And then there’s the matter of ambition, which the trailer gives us a taste of. Because despite Way’s assertions to the contrary , this appears very much to be a concept record, about a band of outlaws (?) patrolling the barren expanses of California, supposedly in the near future, and definitely after some sort of catastrophic event (Nuclear annihilation? Robot holocaust? Both?). The album is called Danger Days: The True Lives of the Fabulous Killjoys, for crying out loud. And while MCR have never shied away from getting conceptual, they appear to really have gone for it here. Whatever they’ve got cooked up, it is definitely ambitious, and, if the concept really is what I just explained, it ties in rather nicely to a comment Way made last year about the new album being a celebration of life as “an American rock-and-roll band” — only, in this case, they’re playing an American rock-and-roll band in the dystopian, bombed-out future. Strangely, it works pretty well.
And the more I think about it, the more I realize that My Chemical Romance basically did everything in their power to make Danger Days the perfect rock album — at least, according to me. Shoot, they practically followed the checklist. Concept records? I love those things. Batch of tunes scrapped because they were reportedly too out there to ever see the light of day? I wrote an entire column about that very topic two years ago. Inter-band strife that led to the departure of a key member (in this case, drummer Bob Bryar )? Boy, sounds like a Pinkerton Effect album to me. Simply put, they couldn’t have planned this any better if they’d tried. Danger Days is practically tailor-made for me. No wonder I think it’s perfect.

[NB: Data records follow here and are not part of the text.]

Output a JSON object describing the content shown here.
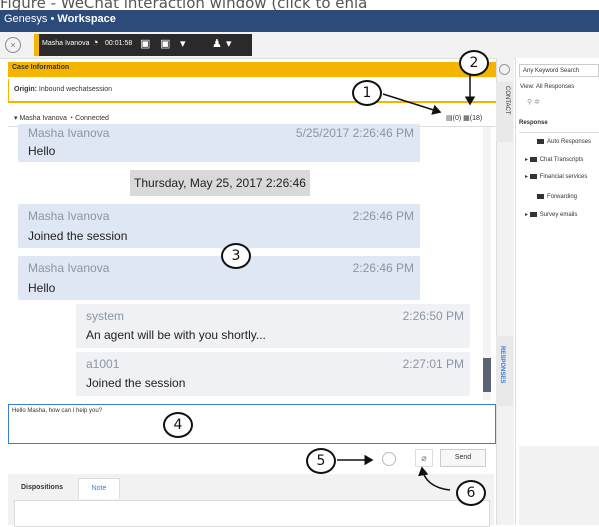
{
  "caption": "Figure - WeChat interaction window (click to enla",
  "app": {
    "logo_text": "Genesys",
    "separator": "•",
    "name": "Workspace"
  },
  "toolbar": {
    "contact_name": "Masha Ivanova",
    "timer": "00:01:58"
  },
  "case": {
    "title": "Case Information",
    "origin_label": "Origin:",
    "origin_value": "Inbound wechatsession"
  },
  "participant": {
    "name": "Masha Ivanova",
    "status": "Connected",
    "count_a": "(0)",
    "count_b": "(18)"
  },
  "transcript": {
    "top_msg": {
      "author": "Masha Ivanova",
      "time": "5/25/2017 2:26:46 PM",
      "text": "Hello"
    },
    "date_separator": "Thursday, May 25, 2017 2:26:46 PM",
    "messages": [
      {
        "author": "Masha Ivanova",
        "time": "2:26:46 PM",
        "text": "Joined the session"
      },
      {
        "author": "Masha Ivanova",
        "time": "2:26:46 PM",
        "text": "Hello"
      },
      {
        "author": "system",
        "time": "2:26:50 PM",
        "text": "An agent will be with you shortly..."
      },
      {
        "author": "a1001",
        "time": "2:27:01 PM",
        "text": "Joined the session"
      }
    ]
  },
  "composer": {
    "text": "Hello Masha, how can I help you?"
  },
  "actions": {
    "send_label": "Send"
  },
  "bottom_tabs": {
    "dispositions": "Dispositions",
    "note": "Note"
  },
  "side_tabs": {
    "contact": "CONTACT",
    "responses": "RESPONSES"
  },
  "right_panel": {
    "search_placeholder": "Any Keyword Search",
    "view_label": "View:",
    "view_value": "All Responses",
    "header": "Response",
    "items": [
      "Auto Responses",
      "Chat Transcripts",
      "Financial services",
      "Forwarding",
      "Survey emails"
    ]
  },
  "annotations": [
    "1",
    "2",
    "3",
    "4",
    "5",
    "6"
  ],
  "colors": {
    "accent": "#f5b400",
    "title_bar": "#2c4a7a",
    "bubble": "#dfe7f4",
    "link": "#3a7ed8"
  }
}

Of course, I realize you are not me. But I don’t think it’s that much of a stretch to say that, if you’re not excited for Danger Days, you’re probably not a rock-and-roll fan. It is everything you could ask for in a major-label rock album — ambitious and crazy and downright inspiring in its own decidedly weird way — from a band that is fast becoming truly great. Will it all work? Will MCR’s fans come along for the ride? That’s just part of what makes this whole process so exciting. But, ultimately, that’s really not what’s important, because everything leading up to this moment has been so good, so incredibly spot-on, that I’m already sold. I don’t even need to hear another note to declare Danger Days the most perfect rock album of 2010. And if the music is any good, well, then it may just be the most perfect rock album ever made.
George Orwell once said the essence of being human “is that one does not seek perfection.” But George Orwell doesn’t know crap about rock-and-roll bands. Whether they were seeking it or not, My Chemical Romance may very well have stumbled on pure perfection this time out. They just had to put on tight leather pants and hunt down vampires in the desert to do it.

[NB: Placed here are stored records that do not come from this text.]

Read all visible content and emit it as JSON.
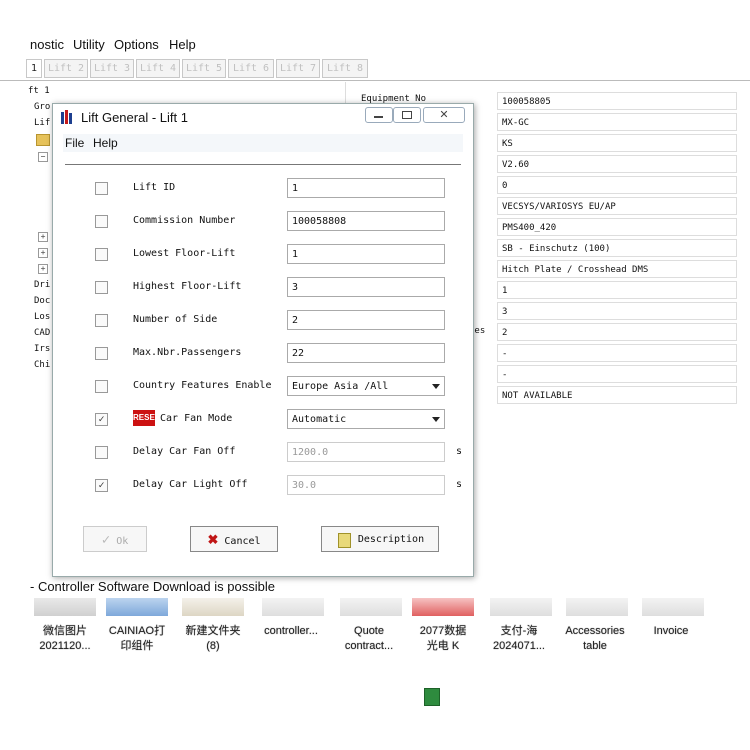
{
  "menubar": {
    "items": [
      "nostic",
      "Utility",
      "Options",
      "Help"
    ]
  },
  "tabs": {
    "first": "1",
    "items": [
      "Lift 2",
      "Lift 3",
      "Lift 4",
      "Lift 5",
      "Lift 6",
      "Lift 7",
      "Lift 8"
    ]
  },
  "tree": {
    "items": [
      "ft 1",
      "Gro",
      "Lif",
      "Dri",
      "Doc",
      "Los",
      "CAD",
      "Irs",
      "Chi"
    ],
    "plus": "+",
    "minus": "−"
  },
  "right_panel": {
    "labels": [
      "Equipment No",
      "des"
    ],
    "values": [
      "100058805",
      "MX-GC",
      "KS",
      "V2.60",
      "0",
      "VECSYS/VARIOSYS EU/AP",
      "PMS400_420",
      "SB - Einschutz (100)",
      "Hitch Plate / Crosshead DMS",
      "1",
      "3",
      "2",
      "-",
      "-",
      "NOT AVAILABLE"
    ]
  },
  "dialog": {
    "title": "Lift General - Lift 1",
    "menu": {
      "file": "File",
      "help": "Help"
    },
    "rows": [
      {
        "label": "Lift ID",
        "value": "1",
        "checked": false
      },
      {
        "label": "Commission Number",
        "value": "100058808",
        "checked": false
      },
      {
        "label": "Lowest Floor-Lift",
        "value": "1",
        "checked": false
      },
      {
        "label": "Highest Floor-Lift",
        "value": "3",
        "checked": false
      },
      {
        "label": "Number of Side",
        "value": "2",
        "checked": false
      },
      {
        "label": "Max.Nbr.Passengers",
        "value": "22",
        "checked": false
      },
      {
        "label": "Country Features Enable",
        "value": "Europe Asia /All",
        "checked": false
      },
      {
        "label": "Car Fan Mode",
        "value": "Automatic",
        "checked": true,
        "badge": "RESET"
      },
      {
        "label": "Delay Car Fan Off",
        "value": "1200.0",
        "checked": false,
        "unit": "s"
      },
      {
        "label": "Delay Car Light Off",
        "value": "30.0",
        "checked": true,
        "unit": "s"
      }
    ],
    "buttons": {
      "ok": "Ok",
      "cancel": "Cancel",
      "description": "Description"
    },
    "check_mark": "✓"
  },
  "status": {
    "text": "- Controller Software Download is possible"
  },
  "taskbar": {
    "items": [
      {
        "line1": "微信图片",
        "line2": "2021120..."
      },
      {
        "line1": "CAINIAO打",
        "line2": "印组件"
      },
      {
        "line1": "新建文件夹",
        "line2": "(8)"
      },
      {
        "line1": "controller...",
        "line2": ""
      },
      {
        "line1": "Quote",
        "line2": "contract..."
      },
      {
        "line1": "2077数据",
        "line2": "光电 K"
      },
      {
        "line1": "支付-海",
        "line2": "2024071..."
      },
      {
        "line1": "Accessories",
        "line2": "table"
      },
      {
        "line1": "Invoice",
        "line2": ""
      }
    ]
  },
  "colors": {
    "badge": "#cc1111",
    "accent": "#4a7bb7"
  }
}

Will you follow My Chemical Romance in their new direction? Let us know in the comments!